Deep in the bowels of the ‘Curtains Up’ pub, lays a little cellar theatre that lends a unique sense of authenticity to this tale from the 1800s. The very dark and candlelit space seems almost carved from the walls, and the rickety chairs and cushions only enhance the ambience and create a re-imagining of watching the local travelling players perform.
Knowing that this is a very special adaptation, being staged for the first time in English from its native Norwegian, it is amazing how beautifully the lyrical poetry and songs retain their flow and rhythm. It is no mean feat, and a credit to the Director Mark Ewbank and the Stage Manager Rosalind Murdoch to take us on this 19th century journey and make it accessible and enjoyable in this most rudimental of performance spaces. Indeed, the whole cast are allowed to shine in this stripped down realization of Ibsen’s critically acclaimed play. Aided only by the stunning but understated classic costumes and haunting incidental music, the company never miss a beat and the acoustics enhance their unaccompanied singing, letting the purity of their voices creep into our heads and hearts. The cave like quality of the venue acts as a microphone amplifying the power, never more so than with the wonderful diction of Joe Lewis (Erik of Hegge/Chancellor), highlighting the importance of even the smallest parts.

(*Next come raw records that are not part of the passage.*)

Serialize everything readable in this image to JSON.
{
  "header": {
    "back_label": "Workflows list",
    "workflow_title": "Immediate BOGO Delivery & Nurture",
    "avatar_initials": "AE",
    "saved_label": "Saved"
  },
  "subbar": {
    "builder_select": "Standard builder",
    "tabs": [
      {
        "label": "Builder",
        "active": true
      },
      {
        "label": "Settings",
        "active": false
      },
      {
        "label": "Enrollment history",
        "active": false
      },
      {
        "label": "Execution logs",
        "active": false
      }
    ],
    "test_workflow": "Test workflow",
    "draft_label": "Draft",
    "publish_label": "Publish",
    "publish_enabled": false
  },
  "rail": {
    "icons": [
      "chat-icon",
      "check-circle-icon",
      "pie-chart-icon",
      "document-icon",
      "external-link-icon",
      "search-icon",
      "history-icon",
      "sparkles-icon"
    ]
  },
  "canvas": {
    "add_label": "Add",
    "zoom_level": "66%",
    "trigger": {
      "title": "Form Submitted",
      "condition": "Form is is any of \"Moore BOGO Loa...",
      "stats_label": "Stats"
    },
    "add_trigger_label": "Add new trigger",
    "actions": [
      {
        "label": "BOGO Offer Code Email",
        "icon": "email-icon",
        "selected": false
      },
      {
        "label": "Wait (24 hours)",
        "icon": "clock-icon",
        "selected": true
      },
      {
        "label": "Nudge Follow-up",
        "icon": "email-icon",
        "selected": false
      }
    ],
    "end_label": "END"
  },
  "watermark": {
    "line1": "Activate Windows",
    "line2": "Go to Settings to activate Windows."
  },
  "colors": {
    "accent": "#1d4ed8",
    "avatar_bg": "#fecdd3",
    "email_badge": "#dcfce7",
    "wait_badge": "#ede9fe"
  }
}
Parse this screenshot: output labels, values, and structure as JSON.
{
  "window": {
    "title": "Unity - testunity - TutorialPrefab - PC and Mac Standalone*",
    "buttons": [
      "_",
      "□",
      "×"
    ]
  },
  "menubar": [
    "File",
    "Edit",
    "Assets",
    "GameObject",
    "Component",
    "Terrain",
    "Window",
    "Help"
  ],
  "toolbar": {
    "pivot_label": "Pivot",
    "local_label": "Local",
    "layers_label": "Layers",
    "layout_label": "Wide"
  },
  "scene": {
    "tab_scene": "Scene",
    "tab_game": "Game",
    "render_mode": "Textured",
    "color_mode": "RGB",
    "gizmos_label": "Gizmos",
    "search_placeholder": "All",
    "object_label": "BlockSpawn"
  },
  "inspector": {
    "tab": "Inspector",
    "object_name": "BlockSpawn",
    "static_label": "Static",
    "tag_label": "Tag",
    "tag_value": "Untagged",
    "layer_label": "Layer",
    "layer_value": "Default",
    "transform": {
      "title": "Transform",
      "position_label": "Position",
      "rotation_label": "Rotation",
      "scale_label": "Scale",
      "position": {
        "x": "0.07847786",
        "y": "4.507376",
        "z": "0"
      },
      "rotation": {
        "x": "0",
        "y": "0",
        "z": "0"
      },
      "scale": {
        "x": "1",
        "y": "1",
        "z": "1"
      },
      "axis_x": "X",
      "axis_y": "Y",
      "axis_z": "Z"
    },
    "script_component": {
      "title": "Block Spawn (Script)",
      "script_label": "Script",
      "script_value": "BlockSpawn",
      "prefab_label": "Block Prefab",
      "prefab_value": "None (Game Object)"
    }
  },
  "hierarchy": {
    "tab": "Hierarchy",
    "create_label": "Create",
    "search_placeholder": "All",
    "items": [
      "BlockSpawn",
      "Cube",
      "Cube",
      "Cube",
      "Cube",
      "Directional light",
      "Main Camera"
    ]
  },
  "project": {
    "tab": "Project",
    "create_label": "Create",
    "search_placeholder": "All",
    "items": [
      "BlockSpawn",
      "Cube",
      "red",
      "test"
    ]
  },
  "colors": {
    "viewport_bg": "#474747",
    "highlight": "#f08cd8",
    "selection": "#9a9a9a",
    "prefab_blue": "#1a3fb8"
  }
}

The play itself centres on our protagonist Margit, a woman in a good marriage with wealth, a good man; everything she could want – apart from love and adventure. This age old problem of a dissatisfied wife is masterfully played by the very talented Lucy Pickles; who shows great command as she takes control of her own destiny and that of all around her. The quest for the missing link to complete happiness arrives in the form of a kinsman and former flame Gudmund Alfson (Will Timbers) whom, as an outlaw, she imagines can provide the adventure and excitement she is missing. This gentle but heroic character, on finding Margit married, transfers his affections to her younger sister Signe (the perfectly innocent Kelsey Williams), also pursued by the Kings sheriff Knut Gesling.

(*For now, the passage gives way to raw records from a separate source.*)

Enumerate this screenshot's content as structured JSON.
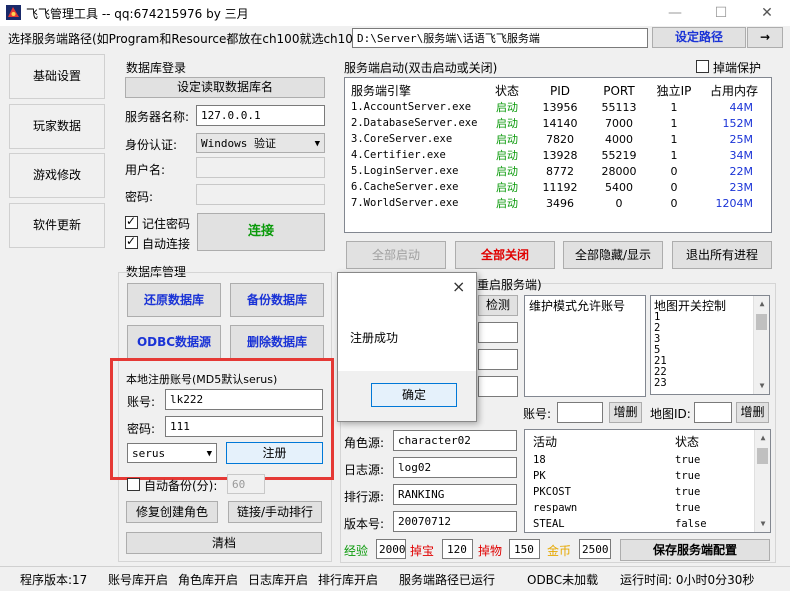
{
  "window": {
    "title": "飞飞管理工具 -- qq:674215976     by 三月"
  },
  "path_bar": {
    "label": "选择服务端路径(如Program和Resource都放在ch100就选ch100):",
    "value": "D:\\Server\\服务端\\话语飞飞服务端",
    "set_button": "设定路径",
    "arrow_button": "→"
  },
  "sidebar": {
    "items": [
      "基础设置",
      "玩家数据",
      "游戏修改",
      "软件更新"
    ]
  },
  "db_login": {
    "title": "数据库登录",
    "read_button": "设定读取数据库名",
    "server_label": "服务器名称:",
    "server_value": "127.0.0.1",
    "auth_label": "身份认证:",
    "auth_value": "Windows 验证",
    "user_label": "用户名:",
    "user_value": "",
    "password_label": "密码:",
    "password_value": "",
    "remember_label": "记住密码",
    "autoconnect_label": "自动连接",
    "connect_button": "连接"
  },
  "db_manage": {
    "title": "数据库管理",
    "restore_button": "还原数据库",
    "backup_button": "备份数据库",
    "odbc_button": "ODBC数据源",
    "delete_button": "删除数据库"
  },
  "register": {
    "title": "本地注册账号(MD5默认serus)",
    "account_label": "账号:",
    "account_value": "lk222",
    "password_label": "密码:",
    "password_value": "111",
    "salt_value": "serus",
    "register_button": "注册"
  },
  "bottom_left": {
    "autobackup_label": "自动备份(分):",
    "autobackup_value": "60",
    "fix_role_button": "修复创建角色",
    "link_rank_button": "链接/手动排行",
    "clear_button": "清档"
  },
  "server_panel": {
    "title": "服务端启动(双击启动或关闭)",
    "kick_protect_label": "掉端保护",
    "columns": [
      "服务端引擎",
      "状态",
      "PID",
      "PORT",
      "独立IP",
      "占用内存"
    ],
    "rows": [
      {
        "name": "1.AccountServer.exe",
        "status": "启动",
        "pid": "13956",
        "port": "55113",
        "ip": "1",
        "mem": "44M"
      },
      {
        "name": "2.DatabaseServer.exe",
        "status": "启动",
        "pid": "14140",
        "port": "7000",
        "ip": "1",
        "mem": "152M"
      },
      {
        "name": "3.CoreServer.exe",
        "status": "启动",
        "pid": "7820",
        "port": "4000",
        "ip": "1",
        "mem": "25M"
      },
      {
        "name": "4.Certifier.exe",
        "status": "启动",
        "pid": "13928",
        "port": "55219",
        "ip": "1",
        "mem": "34M"
      },
      {
        "name": "5.LoginServer.exe",
        "status": "启动",
        "pid": "8772",
        "port": "28000",
        "ip": "0",
        "mem": "22M"
      },
      {
        "name": "6.CacheServer.exe",
        "status": "启动",
        "pid": "11192",
        "port": "5400",
        "ip": "0",
        "mem": "23M"
      },
      {
        "name": "7.WorldServer.exe",
        "status": "启动",
        "pid": "3496",
        "port": "0",
        "ip": "0",
        "mem": "1204M"
      }
    ],
    "start_all": "全部启动",
    "close_all": "全部关闭",
    "hide_show": "全部隐藏/显示",
    "exit_all": "退出所有进程"
  },
  "config_panel": {
    "title_suffix": "重启服务端)",
    "check_button": "检测",
    "maint_label": "维护模式允许账号",
    "mapswitch_label": "地图开关控制",
    "map_list": [
      "1",
      "2",
      "3",
      "5",
      "21",
      "22",
      "23"
    ],
    "account_label": "账号:",
    "add_button_1": "增删",
    "mapid_label": "地图ID:",
    "add_button_2": "增删",
    "role_src_label": "角色源:",
    "role_src_value": "character02",
    "log_src_label": "日志源:",
    "log_src_value": "log02",
    "rank_src_label": "排行源:",
    "rank_src_value": "RANKING",
    "version_label": "版本号:",
    "version_value": "20070712",
    "activity_header": "活动",
    "state_header": "状态",
    "activities": [
      {
        "name": "18",
        "state": "true"
      },
      {
        "name": "PK",
        "state": "true"
      },
      {
        "name": "PKCOST",
        "state": "true"
      },
      {
        "name": "respawn",
        "state": "true"
      },
      {
        "name": "STEAL",
        "state": "false"
      }
    ],
    "exp_label": "经验",
    "exp_value": "2000",
    "drop_label": "掉宝",
    "drop_value": "120",
    "item_label": "掉物",
    "item_value": "150",
    "gold_label": "金币",
    "gold_value": "2500",
    "save_button": "保存服务端配置"
  },
  "dialog": {
    "message": "注册成功",
    "ok_button": "确定",
    "close_icon": "×"
  },
  "status_bar": {
    "items": [
      "程序版本:17",
      "账号库开启",
      "角色库开启",
      "日志库开启",
      "排行库开启",
      "服务端路径已运行",
      "ODBC未加载",
      "运行时间: 0小时0分30秒"
    ]
  },
  "colors": {
    "green": "#0a9a0a",
    "blue": "#1a33d6",
    "red": "#e00000",
    "highlight": "#e53935"
  }
}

These misreading of feelings and misunderstandings occur on the night of a feast to celebrate the anniversary of Margit’s unhappy marriage. Amongst the frivolities are threats of infidelity, betrayal and murder – is worthy of a modern day soap opera, such is the drama. The light relief is brought by two brilliant comic performances. Che Watson as Margit’s oblivious husband Bengt, aware of his wife’s unhappiness but hell bent on enjoying the festivities, drinking his way to enlightenment; and Peter Wheal-Jones as the almost moustache twirling classic villain Knut Gesling.

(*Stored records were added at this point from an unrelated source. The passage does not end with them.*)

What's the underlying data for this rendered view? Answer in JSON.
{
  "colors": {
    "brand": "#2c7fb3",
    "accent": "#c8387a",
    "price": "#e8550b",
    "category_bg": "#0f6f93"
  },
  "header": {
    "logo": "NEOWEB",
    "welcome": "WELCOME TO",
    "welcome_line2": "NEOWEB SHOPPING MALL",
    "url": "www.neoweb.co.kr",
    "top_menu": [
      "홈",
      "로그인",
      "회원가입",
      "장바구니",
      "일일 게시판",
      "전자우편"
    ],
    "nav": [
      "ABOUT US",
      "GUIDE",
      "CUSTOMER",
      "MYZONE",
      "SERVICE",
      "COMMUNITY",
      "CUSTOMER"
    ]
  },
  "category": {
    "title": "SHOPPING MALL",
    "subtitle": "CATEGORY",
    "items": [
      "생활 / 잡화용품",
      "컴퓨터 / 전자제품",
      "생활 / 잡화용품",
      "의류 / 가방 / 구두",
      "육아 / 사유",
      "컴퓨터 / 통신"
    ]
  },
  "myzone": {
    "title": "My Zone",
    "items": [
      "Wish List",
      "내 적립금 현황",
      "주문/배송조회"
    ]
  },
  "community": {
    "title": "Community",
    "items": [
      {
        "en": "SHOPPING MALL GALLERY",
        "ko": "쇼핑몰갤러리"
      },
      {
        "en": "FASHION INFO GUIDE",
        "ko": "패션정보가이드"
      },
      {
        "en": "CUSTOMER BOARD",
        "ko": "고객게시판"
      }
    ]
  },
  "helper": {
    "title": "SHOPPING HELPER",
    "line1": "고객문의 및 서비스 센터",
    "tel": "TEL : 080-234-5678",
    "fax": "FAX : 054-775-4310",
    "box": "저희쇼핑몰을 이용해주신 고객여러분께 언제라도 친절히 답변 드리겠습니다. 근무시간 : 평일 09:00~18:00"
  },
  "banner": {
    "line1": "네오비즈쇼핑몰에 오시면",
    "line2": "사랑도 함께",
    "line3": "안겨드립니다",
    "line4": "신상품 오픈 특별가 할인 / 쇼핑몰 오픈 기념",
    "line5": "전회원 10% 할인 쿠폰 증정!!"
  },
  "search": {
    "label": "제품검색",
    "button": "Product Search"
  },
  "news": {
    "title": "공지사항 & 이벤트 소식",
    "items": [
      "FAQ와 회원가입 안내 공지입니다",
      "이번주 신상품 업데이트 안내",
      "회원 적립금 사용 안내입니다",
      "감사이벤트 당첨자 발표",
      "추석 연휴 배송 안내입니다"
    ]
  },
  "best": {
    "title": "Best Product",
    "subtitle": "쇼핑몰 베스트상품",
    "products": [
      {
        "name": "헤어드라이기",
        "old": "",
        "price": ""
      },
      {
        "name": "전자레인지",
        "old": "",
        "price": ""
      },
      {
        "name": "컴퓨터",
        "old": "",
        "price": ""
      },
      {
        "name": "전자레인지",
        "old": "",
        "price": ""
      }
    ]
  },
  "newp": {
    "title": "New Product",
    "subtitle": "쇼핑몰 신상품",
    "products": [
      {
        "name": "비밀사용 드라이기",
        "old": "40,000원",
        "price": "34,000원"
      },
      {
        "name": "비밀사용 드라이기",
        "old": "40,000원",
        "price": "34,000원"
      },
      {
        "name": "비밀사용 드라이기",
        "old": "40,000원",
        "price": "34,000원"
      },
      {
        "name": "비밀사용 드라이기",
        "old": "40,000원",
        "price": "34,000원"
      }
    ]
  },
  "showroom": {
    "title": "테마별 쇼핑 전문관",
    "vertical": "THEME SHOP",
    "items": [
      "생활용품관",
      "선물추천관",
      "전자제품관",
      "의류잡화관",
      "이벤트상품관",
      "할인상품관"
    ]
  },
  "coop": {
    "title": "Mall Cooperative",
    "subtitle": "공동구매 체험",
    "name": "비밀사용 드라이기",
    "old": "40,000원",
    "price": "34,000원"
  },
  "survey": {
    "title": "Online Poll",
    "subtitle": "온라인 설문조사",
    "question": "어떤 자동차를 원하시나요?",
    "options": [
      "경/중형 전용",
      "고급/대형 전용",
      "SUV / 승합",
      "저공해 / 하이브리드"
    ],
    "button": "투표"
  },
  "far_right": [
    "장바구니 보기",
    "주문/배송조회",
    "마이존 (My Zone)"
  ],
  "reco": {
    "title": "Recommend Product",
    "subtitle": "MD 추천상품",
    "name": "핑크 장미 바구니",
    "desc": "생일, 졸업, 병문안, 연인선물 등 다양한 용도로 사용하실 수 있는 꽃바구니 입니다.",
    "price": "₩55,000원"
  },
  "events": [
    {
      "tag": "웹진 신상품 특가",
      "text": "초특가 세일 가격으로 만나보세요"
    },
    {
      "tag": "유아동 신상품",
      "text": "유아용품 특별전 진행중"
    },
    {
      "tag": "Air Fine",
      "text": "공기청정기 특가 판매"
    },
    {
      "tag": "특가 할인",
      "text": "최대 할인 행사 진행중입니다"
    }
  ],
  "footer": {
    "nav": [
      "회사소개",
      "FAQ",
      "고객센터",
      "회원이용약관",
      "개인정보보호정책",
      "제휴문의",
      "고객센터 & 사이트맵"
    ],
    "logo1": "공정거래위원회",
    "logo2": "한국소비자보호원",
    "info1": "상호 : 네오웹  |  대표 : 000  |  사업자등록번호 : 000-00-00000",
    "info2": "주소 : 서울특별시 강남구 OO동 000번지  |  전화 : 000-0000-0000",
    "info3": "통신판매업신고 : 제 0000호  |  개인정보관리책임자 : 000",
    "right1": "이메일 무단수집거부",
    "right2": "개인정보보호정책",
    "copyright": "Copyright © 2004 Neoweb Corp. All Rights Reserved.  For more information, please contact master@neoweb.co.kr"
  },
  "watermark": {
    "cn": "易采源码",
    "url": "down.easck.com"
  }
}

This performance really does seem a labour of love. Every detail is perfect; from the sweet soulful voices, film star heroes and villains; and even the room itself playing a part creating the ambience and acoustics needed to bring it all together. A very sweet and impressive adaptation.
Review by Rachel Borland
Presented for a strictly-limited three week run at the Barons Court Theatre in West London, The Feast at Solhaug is directed by Mark Ewbank and Holly Prescott. The impressive, seasoned cast includes Lucy Pickles, Kelsey Williams, Will Timbers, Che Watson, Peter Wheal-Jones and Joe Lewis.
Margit Lucy Pickles
Signe Kelsey Williams
Bengt Gauteson Che Watson
Gudmund Alfson Will Timbers
Knut Gesling Peter Wheal-Jones
Erik of Hegge Joe Lewis
Director: Mark Ewbank
Associate Director: Holly Prescott
Design and Tech: Rosalind Murdoch
Costume: Eleanor Watson
Address: Barons Court Theatre, 28a Comeragh Rd, London W14 9HP
Dates: Performances Thursday 9th April – Saturday 25th April 2015
Press Preview: Wednesday 8th April 2015
Performances: Wednesday to Saturday at 7.30pm; matinees Saturday 2:30pm
Ticket prices: £14 (£12 preview) Concessions available.
Box Office: Telephone 020 8932 4747
Thursday 9th April 2015